Manuscripts/Mixed Material Interview with David J. Fischer
Q: Did you get involved in Protection and Welfare or anything likthat?
FISCHER: No, I don't remember that, I don't think so.
Q: Did you find yourself tangled up with German versus American laws on whose a citizen and whose not a citizen in the baby birth thing? Did this cause any problems?
FISCHER: I don't remember that. I don't think so. I met a woman here in San Francisco about six years ago who reminded me of something which I had totally forgotten. She came up to me somewhere I'm so grateful to you, etc. It turns out she did not have American citizenship according to the law because she had resided overseas one day too long or not one day enough or something. I said this is crazy and I issued her a passport. That's why she came up to me here. She was certainly very grateful that I had ignored the law and decided to act with common sense.

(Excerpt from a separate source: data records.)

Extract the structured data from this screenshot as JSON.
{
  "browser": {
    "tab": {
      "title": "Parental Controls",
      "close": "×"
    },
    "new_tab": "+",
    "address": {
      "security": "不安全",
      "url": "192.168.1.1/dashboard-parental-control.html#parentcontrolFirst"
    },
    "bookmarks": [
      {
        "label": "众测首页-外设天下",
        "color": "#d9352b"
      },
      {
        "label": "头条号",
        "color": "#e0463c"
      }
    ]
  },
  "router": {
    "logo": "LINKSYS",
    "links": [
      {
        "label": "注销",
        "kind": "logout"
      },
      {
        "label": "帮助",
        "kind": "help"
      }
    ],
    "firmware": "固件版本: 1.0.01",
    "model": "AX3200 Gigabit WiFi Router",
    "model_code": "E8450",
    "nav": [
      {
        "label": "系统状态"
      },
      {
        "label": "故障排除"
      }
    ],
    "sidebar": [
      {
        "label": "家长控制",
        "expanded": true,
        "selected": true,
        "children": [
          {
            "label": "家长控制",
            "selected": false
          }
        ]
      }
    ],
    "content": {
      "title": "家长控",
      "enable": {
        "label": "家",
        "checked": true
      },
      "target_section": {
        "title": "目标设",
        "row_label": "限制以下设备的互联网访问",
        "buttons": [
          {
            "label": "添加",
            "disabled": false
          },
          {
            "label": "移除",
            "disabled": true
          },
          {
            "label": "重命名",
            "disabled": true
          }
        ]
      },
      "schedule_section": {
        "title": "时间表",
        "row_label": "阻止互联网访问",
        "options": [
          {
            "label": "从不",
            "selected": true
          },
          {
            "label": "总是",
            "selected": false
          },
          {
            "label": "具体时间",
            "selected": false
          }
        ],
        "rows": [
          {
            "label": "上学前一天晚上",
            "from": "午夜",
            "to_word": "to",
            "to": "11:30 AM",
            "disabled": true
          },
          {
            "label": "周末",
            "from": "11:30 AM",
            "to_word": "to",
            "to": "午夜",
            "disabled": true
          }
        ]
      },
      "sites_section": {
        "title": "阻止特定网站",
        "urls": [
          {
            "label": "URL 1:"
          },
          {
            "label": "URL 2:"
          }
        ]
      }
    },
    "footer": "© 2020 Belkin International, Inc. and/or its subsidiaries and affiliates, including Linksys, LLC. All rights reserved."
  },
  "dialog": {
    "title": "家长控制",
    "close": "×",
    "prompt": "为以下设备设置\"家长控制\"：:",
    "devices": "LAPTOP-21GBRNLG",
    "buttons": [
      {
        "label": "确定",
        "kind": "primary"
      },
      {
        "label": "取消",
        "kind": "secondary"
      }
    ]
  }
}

It was a rather humdrum. I tell people today who are interested in the Foreign Service, I use Frankfurt as an example of a post where the work was terribly dull. I'd gone to Harvard Law School and then issued birth certificates for six months of my life. For that matter, dealing with the visa applicants was hardly intellectually stimulating. But, what you could do outside that 9 to 5 job was wonderful. I did political reporting. The head of the Political Section in those days was a fellow by the name of Paul Kattenburg, Belgian born and who had been sent to Frankfurt because as an expert on Vietnam, he had told the Department things they didn't want to hear..
Q: Yes, we've interviewed Paul.
FISCHER: And Paul said if you want to do some political reporting, go ahead. So I ended up following the extreme right wing in Germany the so-called NDP, National German Party. They had a fairly big following in Wiesbaden.
Q: From your perspective where did the NDP fit? Were theextremists or were we looking for extremists?